■ THE TASK: Lines with "Lesezeichen" in them are to be located in the listing below and copied.

[[ MATERIAL PROVIDED open ]]

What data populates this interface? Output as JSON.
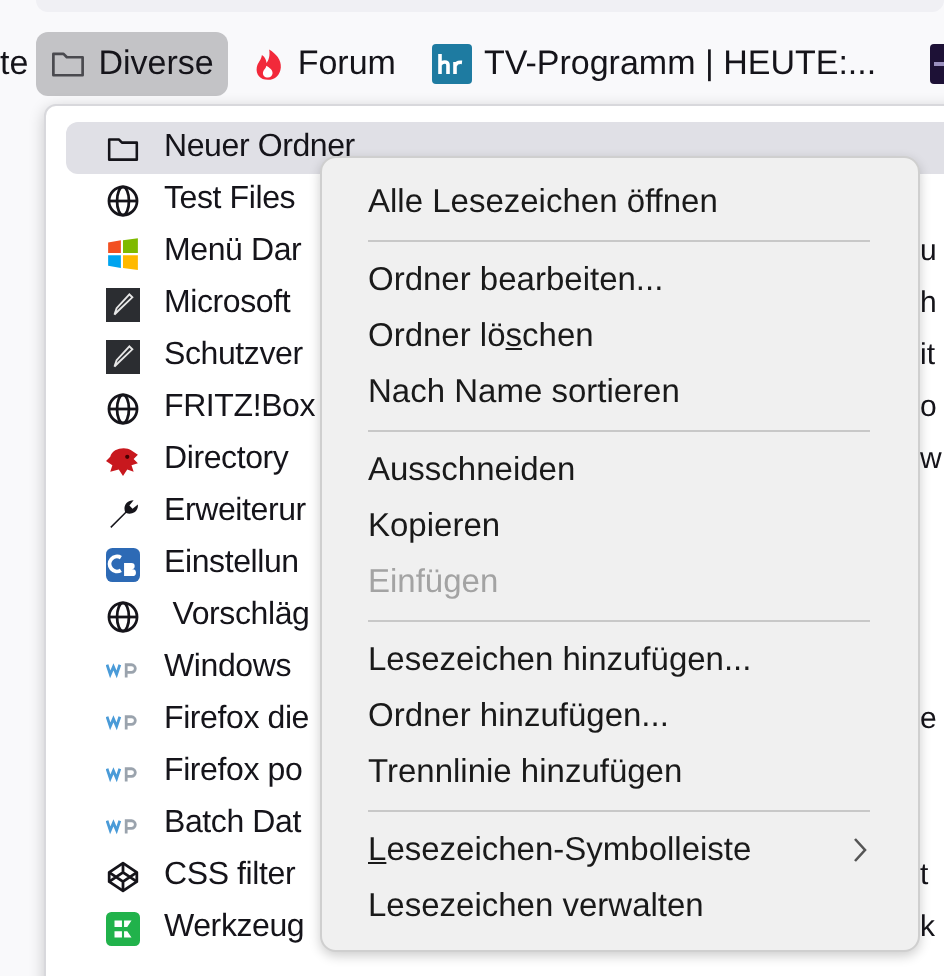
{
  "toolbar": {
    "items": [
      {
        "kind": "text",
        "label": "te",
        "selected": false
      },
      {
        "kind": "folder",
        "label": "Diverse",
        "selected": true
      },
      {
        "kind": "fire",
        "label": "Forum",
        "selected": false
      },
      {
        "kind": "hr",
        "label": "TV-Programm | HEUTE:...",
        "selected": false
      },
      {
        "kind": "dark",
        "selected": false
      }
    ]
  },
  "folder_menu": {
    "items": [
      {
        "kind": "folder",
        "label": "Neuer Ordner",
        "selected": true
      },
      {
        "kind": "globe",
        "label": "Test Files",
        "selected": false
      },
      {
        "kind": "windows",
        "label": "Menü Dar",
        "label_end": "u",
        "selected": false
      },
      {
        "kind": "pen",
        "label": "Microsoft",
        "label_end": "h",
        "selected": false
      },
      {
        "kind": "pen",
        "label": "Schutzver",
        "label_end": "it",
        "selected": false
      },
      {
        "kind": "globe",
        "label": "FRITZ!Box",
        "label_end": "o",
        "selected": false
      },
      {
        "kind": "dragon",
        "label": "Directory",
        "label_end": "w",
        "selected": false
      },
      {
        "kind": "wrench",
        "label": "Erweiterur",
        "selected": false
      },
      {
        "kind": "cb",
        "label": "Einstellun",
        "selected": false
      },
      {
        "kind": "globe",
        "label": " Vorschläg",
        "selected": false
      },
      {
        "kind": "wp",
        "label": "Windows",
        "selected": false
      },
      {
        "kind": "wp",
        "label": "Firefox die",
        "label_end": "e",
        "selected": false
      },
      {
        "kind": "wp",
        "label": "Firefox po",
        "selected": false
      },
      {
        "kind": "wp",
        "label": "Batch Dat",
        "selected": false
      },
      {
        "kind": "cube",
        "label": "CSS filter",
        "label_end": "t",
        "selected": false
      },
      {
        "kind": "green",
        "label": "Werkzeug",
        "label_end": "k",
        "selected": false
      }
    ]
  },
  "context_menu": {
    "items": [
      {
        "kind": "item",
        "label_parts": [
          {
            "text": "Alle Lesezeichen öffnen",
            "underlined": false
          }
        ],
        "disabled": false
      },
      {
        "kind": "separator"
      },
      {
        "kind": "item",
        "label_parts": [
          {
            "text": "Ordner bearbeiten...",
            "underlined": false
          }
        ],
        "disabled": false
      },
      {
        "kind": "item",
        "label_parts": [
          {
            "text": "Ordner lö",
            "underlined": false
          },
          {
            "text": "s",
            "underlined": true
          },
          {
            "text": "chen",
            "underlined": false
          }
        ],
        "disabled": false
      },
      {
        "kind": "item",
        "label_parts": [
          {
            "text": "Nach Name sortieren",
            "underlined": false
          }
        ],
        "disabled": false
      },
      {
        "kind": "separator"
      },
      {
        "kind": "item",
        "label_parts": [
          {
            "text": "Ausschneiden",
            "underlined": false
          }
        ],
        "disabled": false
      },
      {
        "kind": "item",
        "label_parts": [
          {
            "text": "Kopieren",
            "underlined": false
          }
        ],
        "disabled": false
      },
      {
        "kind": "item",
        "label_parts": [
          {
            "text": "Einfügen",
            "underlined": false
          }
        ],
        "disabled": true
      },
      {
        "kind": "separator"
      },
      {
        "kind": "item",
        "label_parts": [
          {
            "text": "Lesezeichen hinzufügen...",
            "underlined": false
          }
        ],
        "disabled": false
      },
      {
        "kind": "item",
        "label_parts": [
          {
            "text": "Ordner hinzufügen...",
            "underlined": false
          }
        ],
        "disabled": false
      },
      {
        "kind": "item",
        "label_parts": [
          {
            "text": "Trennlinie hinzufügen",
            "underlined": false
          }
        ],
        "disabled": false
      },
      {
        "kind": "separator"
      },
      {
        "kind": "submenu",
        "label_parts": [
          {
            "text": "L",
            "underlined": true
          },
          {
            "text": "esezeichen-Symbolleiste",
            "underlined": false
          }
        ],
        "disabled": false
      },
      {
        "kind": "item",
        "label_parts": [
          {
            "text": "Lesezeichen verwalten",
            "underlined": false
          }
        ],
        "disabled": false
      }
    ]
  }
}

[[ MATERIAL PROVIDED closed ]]

■ EXERCISE RESPONSE:
            "text": "Alle Lesezeichen öffnen",
            "text": "Lesezeichen hinzufügen...",
            "text": "Lesezeichen verwalten",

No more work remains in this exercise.